childhood hunger

Hunger isn't just a global issue.
Presented by Unilever
Our children are the most vulnerable and least responsible for the situation they are in. Whatever their parents have done right or wrong, it is in our national self-interest to ensure children survive and thrive.
One out of four children in North Florida is affected by poverty and lives in a food insecure home. Despite programs that offer free and low-cost meals, afterschool snacks and food stamps to target hunger, there is still a significant number of families that are struggling to put food on the table.
643,000 children in Illinois are food insecure according to Bob Dolgan of Illinois No Kid Hungry. The Greater Chicago Food Depository provided 67 millions pounds of food in response to this need in Chicago last year.
During the 2012-2013 school year, 21.5 million students received free or reduced-priced lunch, according to the Food Research
The cost of living continues to rise at a significant pace in New York City and poverty is most severe among households with children. According to the Self-Sufficiency Standard Report, 42% of all New York households do not have enough income to meet their basic needs.
Research just published in Nature Neuroscience shows that children from low-income families have smaller brains and lower cognitive abilities. Of everything unfair about being poor in rich America, this is possibly the most unfair, unkindest cut of all.
"A kid could think, 'Oh, that’s not possible. Or, I’m too young to do this,'" one boy noted about children working to fight
To make sure the only issue underserved children have to only worry about is how they’ll spend their time off, a number of
When kids eat breakfast, 73 percent of teachers said students pay better attention in class and 53 percent reported higher

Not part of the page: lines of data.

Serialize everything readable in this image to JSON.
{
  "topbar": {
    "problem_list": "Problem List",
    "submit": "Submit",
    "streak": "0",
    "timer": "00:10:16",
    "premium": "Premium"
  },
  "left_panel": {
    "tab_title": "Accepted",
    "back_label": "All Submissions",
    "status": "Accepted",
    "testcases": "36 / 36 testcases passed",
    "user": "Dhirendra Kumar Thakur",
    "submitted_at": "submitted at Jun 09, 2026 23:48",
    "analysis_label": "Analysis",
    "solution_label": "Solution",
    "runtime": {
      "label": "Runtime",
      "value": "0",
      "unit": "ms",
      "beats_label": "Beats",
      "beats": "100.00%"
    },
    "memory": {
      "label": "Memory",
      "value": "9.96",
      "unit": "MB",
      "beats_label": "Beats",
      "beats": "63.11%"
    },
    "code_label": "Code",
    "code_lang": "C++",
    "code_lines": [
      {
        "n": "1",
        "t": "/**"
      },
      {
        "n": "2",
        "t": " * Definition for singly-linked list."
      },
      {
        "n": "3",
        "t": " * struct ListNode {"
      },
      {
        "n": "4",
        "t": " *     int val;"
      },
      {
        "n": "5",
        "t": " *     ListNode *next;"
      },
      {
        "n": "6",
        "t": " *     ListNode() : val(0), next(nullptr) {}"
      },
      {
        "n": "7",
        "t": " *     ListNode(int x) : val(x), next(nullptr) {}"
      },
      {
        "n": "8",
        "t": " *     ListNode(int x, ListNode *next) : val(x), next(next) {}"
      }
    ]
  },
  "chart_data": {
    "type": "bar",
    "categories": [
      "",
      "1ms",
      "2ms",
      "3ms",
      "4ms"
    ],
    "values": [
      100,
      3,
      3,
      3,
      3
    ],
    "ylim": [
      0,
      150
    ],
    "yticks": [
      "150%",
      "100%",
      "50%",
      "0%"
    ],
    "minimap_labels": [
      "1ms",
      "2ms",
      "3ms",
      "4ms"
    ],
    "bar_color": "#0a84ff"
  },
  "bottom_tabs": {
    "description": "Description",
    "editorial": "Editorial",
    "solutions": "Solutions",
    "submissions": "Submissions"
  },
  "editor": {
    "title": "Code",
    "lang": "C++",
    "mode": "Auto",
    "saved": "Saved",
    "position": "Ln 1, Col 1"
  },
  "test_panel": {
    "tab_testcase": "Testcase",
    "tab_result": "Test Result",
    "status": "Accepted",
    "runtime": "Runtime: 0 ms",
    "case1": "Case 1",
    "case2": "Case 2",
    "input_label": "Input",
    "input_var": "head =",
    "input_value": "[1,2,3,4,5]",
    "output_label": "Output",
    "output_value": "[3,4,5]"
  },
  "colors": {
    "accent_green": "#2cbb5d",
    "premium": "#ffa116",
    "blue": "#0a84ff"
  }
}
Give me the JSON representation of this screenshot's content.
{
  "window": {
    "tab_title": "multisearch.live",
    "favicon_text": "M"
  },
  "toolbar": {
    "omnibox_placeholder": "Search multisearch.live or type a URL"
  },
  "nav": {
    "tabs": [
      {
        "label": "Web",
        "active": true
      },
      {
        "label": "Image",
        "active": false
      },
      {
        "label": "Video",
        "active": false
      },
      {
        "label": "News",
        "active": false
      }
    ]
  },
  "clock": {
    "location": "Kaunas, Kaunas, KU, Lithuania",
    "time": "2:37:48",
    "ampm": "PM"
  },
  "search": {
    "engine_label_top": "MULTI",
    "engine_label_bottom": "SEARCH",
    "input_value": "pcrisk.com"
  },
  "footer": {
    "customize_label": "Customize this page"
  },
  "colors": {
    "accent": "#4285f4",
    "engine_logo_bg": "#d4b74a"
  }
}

Two of the programs, one in Nevada and the other in Kentucky, will spend $6.7 million for expanded Supplemental Nutrition
It is ironic that fighting poverty here at home may require more political capital and courage than fighting terrorism around the world. If the president can ask Congress to set conditions for putting Americans in harm's ways halfway around the world, surely he can ask them to help take our most vulnerable citizens out of harm's way here at home.
As I eat dinner with my wife and our two young boys in our home in Winston-Salem, I think about how there might be more childhood hunger in our city than anywhere else in our country. How can we allow that horrific reality to occur in such a wealthy place?
Solving social problems like hunger and poverty requires reaching a larger audience than the usual core group of committed activists. What has a larger audience than the Super Bowl?
The Shake Shack IPO has received an extraordinary amount of attention today, not to mention analysis of what it means for the food industry, investors, etc. But one little-known aspect of the deal that's been entirely overlooked may have the longest-term implications of all -- not just for food but for philanthropy.
We may not have or be able to afford all of the solutions our public schools need. But we know at least one critical ingredient is solvable. We simply can't allow politics, bureaucracy or indifference to prevent us from getting a hungry child a healthy meal.
Hunger during a recession is tragic. During periods of economic growth, however, hunger is inexcusable. It represents a failure of our institutions and leadership, and a betrayal of the people they serve.
Thanksgiving is not only a time to teach your kids about gratitude -- the food-centric holiday is also an opportunity to